These arguments run counter to the rationales and holdings of Technicon and Powers Chemco--recent, controlling decisions of New York's highest court. Technicon held that the pollution exclusion clause applies to all intentional discharges of waste, regardless of whether consequential damages were anticipated or intended. 542 N.E.2d at 1050-51. In Powers Chemco, the New York Court of Appeals held that the pollution exclusion barred coverage even when the insured, a landowner, had not discharged waste, but instead had incurred liability due to the deliberate discharges of waste by a third party, the prior landowner. The New York court thus declined to carve out an exception to the application of the pollution exclusion clause, even when liability is based on the conduct of someone other than the insured.
Contrary to appellants' arguments, Technicon does not instruct that it is relevant whether Bliss actually was aware of the hazardous nature of the waste material that was sprayed. Nor can IPC impose liability outside the pollution exclusion by asserting that its liability arose in part from its "negligent supervision" of Bliss, rather than from the discharge of wastes or pollutants. The New York Court of Appeals decided in Powers Chemco that "there is nothing in the language of the pollution exclusion clause to suggest that it is not applicable when liability is premised on the conduct of someone other than the insured." 548 N.E.2d at 1302. Under Powers Chemco, therefore, IPC cannot find coverage under any of the policies it sues on.
Given the recent precedent, it is difficult to construe the pollution exception clause in any other fashion than as to preclude coverage of the action in this case, for reasons more fully set out in the well-reasoned opinion of the District Court. The judgment of the District Court is therefore
These policies contain a choice of law provision directing that New York law applies to any question of policy construction

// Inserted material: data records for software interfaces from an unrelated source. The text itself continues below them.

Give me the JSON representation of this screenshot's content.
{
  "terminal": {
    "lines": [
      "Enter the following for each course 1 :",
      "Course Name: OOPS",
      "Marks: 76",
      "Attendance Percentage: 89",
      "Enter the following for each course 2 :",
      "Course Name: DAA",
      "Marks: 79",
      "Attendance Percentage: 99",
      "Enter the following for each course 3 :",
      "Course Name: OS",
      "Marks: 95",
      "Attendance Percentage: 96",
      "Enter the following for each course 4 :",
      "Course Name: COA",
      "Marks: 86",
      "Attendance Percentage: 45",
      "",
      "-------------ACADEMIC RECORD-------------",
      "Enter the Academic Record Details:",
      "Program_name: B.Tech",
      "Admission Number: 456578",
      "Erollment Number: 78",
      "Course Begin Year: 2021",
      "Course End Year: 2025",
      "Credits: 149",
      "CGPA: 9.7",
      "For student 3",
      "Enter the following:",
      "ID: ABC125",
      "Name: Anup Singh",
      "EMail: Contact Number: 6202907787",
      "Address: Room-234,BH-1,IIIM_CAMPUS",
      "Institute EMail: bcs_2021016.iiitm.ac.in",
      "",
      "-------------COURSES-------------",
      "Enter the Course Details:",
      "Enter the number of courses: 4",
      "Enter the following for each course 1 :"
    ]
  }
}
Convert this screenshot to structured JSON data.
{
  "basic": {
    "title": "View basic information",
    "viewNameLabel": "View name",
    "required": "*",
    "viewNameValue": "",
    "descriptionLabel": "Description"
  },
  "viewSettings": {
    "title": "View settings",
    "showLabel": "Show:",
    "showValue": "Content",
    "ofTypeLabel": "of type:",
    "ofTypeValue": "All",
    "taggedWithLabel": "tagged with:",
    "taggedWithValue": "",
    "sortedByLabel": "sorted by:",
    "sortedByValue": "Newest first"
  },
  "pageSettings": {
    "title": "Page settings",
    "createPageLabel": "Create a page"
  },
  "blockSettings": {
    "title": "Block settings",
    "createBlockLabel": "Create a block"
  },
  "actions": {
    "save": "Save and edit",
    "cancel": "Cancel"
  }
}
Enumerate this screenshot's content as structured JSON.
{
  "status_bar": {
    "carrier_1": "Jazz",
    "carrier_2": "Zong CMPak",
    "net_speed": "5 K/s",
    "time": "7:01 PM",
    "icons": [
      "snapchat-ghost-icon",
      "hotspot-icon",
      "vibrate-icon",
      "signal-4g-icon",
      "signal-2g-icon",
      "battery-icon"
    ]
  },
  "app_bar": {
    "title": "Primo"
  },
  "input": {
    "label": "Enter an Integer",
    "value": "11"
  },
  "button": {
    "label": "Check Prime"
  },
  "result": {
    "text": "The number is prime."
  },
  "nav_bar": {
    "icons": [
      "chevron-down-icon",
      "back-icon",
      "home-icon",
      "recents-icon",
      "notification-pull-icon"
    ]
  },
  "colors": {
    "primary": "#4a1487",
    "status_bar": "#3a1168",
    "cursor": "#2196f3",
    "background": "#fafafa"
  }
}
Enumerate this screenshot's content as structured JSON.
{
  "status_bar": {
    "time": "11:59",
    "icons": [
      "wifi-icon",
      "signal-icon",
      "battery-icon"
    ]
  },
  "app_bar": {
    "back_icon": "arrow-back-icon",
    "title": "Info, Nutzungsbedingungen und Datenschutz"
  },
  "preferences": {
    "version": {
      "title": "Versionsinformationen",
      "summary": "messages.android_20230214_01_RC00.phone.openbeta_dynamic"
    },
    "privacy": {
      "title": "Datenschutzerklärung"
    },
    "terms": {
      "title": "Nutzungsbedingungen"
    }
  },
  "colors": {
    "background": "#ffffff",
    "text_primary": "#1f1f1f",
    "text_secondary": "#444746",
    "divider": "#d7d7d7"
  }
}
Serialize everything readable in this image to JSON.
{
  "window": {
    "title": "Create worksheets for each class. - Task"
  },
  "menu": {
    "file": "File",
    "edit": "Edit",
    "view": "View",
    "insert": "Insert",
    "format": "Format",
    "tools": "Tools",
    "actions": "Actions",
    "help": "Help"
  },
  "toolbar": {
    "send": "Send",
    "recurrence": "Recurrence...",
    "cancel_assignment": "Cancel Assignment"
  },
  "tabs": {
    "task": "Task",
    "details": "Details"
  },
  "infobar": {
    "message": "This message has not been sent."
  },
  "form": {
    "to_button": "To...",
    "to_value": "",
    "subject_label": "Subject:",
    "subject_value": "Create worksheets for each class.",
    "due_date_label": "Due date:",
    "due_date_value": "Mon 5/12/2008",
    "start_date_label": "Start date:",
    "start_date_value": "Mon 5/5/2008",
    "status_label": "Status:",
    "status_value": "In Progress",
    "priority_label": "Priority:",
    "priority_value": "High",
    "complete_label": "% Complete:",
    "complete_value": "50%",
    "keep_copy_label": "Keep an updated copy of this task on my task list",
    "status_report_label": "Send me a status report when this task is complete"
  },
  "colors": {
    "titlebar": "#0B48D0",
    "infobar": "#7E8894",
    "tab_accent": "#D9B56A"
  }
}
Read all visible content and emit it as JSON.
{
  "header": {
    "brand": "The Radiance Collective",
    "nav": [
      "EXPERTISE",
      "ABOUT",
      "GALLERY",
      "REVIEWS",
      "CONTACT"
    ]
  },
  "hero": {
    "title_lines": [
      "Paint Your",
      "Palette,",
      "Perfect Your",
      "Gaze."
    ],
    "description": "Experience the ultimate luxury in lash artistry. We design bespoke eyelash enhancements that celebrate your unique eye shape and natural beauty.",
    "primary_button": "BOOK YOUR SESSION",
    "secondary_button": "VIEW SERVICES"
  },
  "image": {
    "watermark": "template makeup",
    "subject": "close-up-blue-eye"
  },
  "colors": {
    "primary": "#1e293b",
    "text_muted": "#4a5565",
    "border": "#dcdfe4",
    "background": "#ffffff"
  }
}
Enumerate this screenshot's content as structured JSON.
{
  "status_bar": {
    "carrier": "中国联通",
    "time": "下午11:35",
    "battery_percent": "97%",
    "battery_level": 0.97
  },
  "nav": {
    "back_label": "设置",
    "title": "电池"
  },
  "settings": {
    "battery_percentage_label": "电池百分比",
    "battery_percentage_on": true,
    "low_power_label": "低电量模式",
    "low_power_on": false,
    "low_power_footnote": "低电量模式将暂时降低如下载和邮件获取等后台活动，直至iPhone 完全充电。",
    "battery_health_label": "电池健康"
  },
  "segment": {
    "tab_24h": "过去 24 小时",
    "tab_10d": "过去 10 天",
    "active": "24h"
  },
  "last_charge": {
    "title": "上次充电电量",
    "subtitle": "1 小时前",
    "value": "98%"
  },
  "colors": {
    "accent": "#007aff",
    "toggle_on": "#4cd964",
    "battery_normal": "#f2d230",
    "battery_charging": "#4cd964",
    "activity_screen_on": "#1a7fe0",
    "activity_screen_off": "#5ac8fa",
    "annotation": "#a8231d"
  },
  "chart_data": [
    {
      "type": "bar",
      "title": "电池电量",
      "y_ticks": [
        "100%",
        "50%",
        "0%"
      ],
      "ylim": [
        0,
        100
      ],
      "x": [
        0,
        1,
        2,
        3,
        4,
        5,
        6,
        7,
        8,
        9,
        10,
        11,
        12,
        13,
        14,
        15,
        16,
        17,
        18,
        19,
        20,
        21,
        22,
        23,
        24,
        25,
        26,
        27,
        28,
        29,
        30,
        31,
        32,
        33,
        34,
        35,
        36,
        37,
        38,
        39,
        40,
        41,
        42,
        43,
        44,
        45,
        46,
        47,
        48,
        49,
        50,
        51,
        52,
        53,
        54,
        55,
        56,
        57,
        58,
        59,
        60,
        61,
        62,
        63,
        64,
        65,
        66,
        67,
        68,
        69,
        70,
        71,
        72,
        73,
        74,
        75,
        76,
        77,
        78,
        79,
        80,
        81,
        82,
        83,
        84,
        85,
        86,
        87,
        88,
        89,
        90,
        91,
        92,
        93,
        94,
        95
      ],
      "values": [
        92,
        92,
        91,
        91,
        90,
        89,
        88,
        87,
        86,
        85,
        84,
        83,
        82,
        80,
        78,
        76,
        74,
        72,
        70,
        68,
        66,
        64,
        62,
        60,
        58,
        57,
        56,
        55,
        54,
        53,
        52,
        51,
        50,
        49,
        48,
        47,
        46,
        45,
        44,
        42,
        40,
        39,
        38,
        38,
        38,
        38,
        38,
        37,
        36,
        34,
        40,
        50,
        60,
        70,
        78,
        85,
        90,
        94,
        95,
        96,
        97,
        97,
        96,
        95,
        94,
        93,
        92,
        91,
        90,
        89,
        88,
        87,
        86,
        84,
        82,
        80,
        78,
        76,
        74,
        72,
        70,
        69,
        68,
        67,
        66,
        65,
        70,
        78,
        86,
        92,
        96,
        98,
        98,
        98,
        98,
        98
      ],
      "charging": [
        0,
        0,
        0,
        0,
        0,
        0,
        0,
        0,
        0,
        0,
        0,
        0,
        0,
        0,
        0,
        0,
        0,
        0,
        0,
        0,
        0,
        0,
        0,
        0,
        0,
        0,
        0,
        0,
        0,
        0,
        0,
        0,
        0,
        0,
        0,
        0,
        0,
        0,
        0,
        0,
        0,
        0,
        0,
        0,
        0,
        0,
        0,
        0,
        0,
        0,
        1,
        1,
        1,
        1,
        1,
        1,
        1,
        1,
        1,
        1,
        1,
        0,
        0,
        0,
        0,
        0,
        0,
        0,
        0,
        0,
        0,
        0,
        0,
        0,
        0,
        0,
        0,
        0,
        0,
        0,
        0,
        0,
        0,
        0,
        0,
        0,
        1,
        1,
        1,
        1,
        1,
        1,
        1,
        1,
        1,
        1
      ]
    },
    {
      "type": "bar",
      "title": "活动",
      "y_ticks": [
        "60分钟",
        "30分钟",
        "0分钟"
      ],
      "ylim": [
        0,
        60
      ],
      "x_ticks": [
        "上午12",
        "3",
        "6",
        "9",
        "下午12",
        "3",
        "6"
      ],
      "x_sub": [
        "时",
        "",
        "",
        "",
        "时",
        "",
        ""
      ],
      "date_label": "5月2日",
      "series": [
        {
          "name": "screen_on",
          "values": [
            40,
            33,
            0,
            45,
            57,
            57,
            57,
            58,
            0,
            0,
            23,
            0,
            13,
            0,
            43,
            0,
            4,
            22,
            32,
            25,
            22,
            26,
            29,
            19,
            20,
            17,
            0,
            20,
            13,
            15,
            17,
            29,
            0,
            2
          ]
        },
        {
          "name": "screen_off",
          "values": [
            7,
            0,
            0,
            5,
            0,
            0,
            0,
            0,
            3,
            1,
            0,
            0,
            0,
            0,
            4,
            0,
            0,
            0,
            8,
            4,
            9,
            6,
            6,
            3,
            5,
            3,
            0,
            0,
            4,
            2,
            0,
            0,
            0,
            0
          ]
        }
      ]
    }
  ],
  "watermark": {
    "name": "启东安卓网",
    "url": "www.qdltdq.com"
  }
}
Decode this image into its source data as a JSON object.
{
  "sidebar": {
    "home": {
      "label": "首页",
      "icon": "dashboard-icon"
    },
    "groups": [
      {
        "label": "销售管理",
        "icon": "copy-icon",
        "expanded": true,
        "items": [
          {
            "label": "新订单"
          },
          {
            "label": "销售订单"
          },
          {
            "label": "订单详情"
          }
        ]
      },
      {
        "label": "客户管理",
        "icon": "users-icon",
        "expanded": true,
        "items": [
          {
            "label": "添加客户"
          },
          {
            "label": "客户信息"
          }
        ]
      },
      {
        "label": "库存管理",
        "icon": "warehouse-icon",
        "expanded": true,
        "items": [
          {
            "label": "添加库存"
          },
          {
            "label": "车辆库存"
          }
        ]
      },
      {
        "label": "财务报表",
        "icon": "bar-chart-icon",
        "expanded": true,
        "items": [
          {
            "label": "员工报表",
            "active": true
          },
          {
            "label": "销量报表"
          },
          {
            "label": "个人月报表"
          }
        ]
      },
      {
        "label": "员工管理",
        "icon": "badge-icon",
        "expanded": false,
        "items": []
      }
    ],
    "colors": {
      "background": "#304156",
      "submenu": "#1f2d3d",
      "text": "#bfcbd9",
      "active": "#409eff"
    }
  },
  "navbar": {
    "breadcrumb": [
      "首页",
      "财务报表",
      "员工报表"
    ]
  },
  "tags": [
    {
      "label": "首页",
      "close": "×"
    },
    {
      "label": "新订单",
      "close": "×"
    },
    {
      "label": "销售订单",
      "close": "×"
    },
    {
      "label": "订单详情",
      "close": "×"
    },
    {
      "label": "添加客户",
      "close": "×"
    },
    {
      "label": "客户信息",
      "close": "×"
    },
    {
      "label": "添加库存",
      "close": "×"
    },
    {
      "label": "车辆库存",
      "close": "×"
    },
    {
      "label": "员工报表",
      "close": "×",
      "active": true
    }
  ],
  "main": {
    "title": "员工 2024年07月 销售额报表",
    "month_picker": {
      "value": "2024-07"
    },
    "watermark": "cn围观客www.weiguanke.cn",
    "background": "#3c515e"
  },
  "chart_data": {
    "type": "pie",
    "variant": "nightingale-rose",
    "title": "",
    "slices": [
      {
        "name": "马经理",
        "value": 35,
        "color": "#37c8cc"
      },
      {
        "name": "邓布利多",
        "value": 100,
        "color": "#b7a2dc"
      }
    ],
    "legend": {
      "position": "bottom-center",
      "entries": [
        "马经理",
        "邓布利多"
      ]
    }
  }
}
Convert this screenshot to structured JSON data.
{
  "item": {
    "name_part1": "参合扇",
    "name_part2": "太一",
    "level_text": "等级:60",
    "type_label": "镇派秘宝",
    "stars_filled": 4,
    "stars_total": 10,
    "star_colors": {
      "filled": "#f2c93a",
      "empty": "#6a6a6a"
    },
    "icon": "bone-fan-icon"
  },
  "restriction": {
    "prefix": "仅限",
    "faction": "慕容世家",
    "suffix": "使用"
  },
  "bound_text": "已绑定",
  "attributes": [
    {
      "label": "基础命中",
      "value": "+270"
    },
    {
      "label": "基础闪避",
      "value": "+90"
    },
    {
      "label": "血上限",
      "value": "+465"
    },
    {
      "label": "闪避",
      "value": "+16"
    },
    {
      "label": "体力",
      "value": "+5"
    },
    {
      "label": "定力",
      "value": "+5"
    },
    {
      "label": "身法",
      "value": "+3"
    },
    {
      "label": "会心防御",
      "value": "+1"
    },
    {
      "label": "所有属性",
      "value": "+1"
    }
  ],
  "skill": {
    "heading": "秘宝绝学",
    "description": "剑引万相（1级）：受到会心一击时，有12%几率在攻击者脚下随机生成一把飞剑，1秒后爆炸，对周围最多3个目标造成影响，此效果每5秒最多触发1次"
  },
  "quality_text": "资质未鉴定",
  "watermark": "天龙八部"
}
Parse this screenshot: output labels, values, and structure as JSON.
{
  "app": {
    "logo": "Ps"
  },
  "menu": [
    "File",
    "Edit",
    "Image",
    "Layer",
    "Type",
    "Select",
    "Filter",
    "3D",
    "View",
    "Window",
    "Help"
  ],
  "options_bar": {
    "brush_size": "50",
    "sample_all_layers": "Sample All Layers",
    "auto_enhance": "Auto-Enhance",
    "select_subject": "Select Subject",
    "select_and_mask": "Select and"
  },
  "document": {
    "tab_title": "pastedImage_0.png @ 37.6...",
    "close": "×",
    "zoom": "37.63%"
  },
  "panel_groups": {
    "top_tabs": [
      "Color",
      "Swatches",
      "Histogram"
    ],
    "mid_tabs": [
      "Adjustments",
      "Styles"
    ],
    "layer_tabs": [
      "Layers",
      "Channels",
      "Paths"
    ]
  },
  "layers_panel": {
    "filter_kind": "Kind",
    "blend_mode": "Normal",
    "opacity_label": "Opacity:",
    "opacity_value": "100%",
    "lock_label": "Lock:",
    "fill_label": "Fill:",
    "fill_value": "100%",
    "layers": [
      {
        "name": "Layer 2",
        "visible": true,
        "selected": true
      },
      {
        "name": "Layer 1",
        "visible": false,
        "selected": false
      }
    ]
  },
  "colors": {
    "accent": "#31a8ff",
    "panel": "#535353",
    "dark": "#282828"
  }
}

Though the London Market defendants' policies contain a different pollution exclusion, it is undisputed that there are no significant differences between the two exclusions